 If not a “leak,” then Felt was certainly making an unauthorized disclosure about Agnew to Woodward—for that is how Woodward described the episode in The Secret Man.
 Email, Geoff Shepard to Holland, 2 June 2013; Email, Paul Musgrave to Shepard, 30 January 2007, FOIA.
 Email, Naftali to Shepard, 20 & 21 April 2006; Email, Shepard to Holland, 2 June 2013; Email, Shepard to Holland, 26, 27 & 28 May 2014. In early 2007, for example, Kent Germany participated in an interview of Linwood Holton, and John Brooks Flippen assisted in the oral history of John C. Whitaker.

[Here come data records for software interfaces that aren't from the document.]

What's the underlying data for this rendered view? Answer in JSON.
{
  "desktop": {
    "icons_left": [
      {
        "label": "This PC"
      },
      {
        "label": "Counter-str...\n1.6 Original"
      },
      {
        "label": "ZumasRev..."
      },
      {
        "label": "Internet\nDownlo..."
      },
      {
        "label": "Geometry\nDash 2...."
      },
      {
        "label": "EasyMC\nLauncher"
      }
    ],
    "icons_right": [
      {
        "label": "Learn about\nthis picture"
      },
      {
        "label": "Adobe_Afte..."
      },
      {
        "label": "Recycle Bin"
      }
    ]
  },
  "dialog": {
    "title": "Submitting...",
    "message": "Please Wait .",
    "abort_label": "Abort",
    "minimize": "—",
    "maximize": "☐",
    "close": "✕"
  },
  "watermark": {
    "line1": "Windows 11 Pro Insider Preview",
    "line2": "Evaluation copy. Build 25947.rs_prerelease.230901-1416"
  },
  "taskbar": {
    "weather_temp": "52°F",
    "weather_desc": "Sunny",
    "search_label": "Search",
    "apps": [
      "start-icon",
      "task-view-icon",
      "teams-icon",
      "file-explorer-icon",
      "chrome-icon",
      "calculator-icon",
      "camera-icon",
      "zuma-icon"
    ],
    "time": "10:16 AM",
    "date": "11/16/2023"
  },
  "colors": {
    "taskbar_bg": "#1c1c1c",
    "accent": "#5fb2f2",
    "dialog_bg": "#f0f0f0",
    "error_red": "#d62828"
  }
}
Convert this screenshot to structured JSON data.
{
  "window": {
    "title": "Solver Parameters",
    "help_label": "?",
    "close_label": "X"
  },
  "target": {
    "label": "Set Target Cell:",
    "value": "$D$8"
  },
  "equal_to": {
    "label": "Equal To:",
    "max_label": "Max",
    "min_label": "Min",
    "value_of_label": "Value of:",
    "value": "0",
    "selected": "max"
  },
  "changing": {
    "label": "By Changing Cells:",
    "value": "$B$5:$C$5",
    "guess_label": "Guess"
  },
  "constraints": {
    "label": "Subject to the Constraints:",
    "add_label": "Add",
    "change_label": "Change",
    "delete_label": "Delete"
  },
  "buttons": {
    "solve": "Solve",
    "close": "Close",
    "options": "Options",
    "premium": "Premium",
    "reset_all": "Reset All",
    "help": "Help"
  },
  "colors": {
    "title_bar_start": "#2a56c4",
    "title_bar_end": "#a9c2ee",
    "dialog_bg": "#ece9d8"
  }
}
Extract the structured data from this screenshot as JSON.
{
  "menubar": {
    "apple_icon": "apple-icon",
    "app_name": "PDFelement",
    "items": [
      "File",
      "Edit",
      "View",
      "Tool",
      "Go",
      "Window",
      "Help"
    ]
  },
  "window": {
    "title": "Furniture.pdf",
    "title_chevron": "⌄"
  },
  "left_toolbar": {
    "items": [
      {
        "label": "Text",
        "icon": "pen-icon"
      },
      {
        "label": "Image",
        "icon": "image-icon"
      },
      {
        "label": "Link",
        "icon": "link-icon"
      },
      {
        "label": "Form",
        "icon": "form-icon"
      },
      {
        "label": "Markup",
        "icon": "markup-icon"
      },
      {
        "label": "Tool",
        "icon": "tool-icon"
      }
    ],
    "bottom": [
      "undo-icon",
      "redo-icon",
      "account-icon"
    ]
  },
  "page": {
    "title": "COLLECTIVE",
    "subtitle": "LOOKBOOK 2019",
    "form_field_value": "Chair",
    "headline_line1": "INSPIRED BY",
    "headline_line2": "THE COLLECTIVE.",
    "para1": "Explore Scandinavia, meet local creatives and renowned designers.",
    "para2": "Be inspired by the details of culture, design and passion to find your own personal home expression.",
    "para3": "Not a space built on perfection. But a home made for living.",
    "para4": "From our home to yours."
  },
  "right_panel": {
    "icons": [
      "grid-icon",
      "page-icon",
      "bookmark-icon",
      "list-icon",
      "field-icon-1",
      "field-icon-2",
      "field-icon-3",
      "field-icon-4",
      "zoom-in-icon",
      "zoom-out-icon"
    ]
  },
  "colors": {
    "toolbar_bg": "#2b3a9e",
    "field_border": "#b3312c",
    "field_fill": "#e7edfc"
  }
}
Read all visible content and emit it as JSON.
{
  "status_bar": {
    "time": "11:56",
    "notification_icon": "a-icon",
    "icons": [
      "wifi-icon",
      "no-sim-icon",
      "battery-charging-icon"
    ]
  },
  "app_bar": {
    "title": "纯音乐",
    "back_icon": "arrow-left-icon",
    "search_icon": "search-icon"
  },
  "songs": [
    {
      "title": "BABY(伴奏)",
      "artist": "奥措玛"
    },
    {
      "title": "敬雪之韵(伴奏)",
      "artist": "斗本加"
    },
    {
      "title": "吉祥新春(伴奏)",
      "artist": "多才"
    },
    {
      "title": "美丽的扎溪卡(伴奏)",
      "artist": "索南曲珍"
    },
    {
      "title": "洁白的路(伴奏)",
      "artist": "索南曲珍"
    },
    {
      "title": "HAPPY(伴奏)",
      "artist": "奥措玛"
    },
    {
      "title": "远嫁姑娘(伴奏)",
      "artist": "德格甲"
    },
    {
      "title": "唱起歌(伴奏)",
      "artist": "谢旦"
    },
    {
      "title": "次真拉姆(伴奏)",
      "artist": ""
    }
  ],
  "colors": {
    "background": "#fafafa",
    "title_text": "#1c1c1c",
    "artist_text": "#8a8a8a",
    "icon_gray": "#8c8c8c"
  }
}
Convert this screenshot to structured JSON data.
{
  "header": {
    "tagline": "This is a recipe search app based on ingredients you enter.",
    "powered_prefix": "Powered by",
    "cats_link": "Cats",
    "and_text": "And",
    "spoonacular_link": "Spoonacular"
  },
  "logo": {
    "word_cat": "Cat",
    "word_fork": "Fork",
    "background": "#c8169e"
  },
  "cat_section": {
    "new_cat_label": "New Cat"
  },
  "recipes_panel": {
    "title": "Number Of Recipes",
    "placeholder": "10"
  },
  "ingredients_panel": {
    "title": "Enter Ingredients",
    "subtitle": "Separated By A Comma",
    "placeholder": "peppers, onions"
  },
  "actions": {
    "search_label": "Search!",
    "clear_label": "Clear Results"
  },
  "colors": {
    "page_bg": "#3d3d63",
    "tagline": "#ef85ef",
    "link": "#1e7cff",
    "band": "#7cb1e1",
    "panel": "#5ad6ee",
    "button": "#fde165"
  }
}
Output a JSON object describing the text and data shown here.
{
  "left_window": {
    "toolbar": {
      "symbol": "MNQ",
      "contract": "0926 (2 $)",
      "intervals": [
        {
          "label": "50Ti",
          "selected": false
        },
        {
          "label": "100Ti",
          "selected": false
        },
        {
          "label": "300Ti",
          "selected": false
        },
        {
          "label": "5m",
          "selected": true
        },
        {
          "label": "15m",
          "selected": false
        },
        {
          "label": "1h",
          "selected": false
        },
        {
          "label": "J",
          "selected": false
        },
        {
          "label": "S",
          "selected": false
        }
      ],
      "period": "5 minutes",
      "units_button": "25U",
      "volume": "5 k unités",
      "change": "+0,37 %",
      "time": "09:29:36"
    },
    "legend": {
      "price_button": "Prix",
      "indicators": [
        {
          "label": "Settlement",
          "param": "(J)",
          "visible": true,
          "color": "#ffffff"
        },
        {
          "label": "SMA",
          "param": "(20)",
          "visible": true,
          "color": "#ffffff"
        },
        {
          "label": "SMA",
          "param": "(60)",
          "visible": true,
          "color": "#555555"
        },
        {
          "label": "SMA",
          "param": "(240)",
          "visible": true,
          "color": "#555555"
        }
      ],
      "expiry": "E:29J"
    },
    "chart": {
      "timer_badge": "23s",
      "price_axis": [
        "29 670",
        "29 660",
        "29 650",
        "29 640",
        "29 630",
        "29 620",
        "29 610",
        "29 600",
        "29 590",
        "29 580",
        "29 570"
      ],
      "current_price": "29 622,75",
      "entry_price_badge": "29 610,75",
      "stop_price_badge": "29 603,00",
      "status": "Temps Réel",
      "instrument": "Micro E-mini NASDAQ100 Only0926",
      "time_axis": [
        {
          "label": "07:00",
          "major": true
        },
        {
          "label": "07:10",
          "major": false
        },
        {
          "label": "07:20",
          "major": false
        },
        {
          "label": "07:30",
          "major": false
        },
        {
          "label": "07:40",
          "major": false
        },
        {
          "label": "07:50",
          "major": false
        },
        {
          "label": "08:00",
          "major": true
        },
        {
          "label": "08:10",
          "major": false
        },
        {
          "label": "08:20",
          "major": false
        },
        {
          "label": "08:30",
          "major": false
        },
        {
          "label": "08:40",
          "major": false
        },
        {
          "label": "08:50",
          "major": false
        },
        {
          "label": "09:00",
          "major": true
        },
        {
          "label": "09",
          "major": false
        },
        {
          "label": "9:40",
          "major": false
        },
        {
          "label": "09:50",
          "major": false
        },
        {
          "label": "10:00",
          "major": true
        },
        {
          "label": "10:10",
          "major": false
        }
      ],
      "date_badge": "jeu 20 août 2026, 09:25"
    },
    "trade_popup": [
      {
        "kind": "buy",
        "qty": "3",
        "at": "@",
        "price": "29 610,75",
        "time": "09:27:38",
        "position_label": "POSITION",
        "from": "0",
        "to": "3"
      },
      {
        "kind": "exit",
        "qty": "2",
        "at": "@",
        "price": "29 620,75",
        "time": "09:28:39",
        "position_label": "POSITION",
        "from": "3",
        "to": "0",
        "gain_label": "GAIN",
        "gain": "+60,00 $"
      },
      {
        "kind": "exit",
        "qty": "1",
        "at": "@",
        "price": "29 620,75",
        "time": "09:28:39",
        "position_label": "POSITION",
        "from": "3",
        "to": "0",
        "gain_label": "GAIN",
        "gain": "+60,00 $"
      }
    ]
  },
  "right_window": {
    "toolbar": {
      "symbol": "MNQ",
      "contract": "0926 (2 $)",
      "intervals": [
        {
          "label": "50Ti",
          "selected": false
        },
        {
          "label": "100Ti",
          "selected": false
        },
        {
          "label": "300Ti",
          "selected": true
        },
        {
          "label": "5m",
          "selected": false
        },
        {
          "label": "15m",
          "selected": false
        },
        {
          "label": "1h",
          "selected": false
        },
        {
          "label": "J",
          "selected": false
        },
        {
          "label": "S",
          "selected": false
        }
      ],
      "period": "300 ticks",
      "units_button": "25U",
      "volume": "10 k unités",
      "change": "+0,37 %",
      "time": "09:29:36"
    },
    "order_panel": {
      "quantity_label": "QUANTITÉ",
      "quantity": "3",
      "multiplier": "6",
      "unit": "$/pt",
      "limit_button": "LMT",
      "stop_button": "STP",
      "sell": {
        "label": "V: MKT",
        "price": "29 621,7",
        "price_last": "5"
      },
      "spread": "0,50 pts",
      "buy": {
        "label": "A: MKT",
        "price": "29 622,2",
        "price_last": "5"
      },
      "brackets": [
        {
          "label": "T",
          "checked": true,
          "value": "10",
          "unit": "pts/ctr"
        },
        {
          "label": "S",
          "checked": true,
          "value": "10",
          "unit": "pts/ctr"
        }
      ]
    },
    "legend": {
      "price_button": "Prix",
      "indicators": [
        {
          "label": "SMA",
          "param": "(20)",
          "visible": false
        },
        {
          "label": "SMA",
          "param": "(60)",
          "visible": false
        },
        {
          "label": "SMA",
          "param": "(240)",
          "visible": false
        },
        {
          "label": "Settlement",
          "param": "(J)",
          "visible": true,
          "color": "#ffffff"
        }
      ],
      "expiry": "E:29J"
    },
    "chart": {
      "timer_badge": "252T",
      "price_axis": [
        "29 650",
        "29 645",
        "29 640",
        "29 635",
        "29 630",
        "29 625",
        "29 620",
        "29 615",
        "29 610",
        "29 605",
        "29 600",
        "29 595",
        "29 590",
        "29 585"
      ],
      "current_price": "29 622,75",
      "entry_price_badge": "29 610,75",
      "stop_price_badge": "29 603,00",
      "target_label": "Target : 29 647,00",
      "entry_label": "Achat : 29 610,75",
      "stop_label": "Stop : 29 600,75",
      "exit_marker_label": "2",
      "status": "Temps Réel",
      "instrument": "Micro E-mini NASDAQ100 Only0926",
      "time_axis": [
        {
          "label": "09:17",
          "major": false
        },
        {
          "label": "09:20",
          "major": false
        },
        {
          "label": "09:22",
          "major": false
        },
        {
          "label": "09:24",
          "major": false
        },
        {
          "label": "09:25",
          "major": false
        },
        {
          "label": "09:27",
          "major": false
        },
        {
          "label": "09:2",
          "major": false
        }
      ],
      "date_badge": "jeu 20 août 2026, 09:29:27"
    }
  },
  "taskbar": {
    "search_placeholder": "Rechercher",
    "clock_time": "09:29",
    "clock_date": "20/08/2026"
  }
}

RMNL archivists also participated occasionally in conducting oral histories.
 Email, Shepard to Holland, 1 May 2013.
 Email, Shepard to Holland, 1 May 2013.
 Email, Shepard to Holland, 26 May 2014.
 Briefing Note, Naftali to Fawcett, 27 November 2009; Memo, Shepard to Naftali, 15 February 2008, FOIA; Email, Shepard to Holland, 1 May 2013.
The Legacy Forums have been criticized as being too favorable to the administration. But as one Nixon scholar pointed out, “The truth is they probably would never have been created had Tim done the job he promised to do.” Email, Nixon scholar to Holland, 8 June 2014.
 Email, Shepard to Holland, 2 June 2013. “All in all,” Shepard concluded, “the oral history project with Tim was a terrible experience for those who participated: a scholarly opportunity completely wasted; a betrayal by a federal employee of astounding dimensions; and a total misuse of donated funds—all solely due to Tim’s false representations, lack of scholarly preparation, and ineffectual involvement.” Ibid.
 Letter, Naftali to Dwight Chapin, 2 March 2007, FOIA.
 Email, Chapin to Holland, 1 May 2013.
 Email, Naftali to Robert Odle, 14 June 2009, FOIA.
 Holland interview of NARA archivist, 2 May 2013.
 Jennifer Howard, “A Scholarly Salesman Takes Over the Nixon Library,” Chronicle of Higher Education, 9 March 2007; Benjamin Hufbauer, Presidential Temples: How Memorials and Libraries Shape Public Memory (Lawrence, KN: University Press of Kansas, 2005). Hufbauer makes the point that presidential libraries undergo a dynamic life cycle: the first stage is hagiographic, the second is scholarly, and the third is a search for relevance. Ibid., 197.
©2014 by Max Holland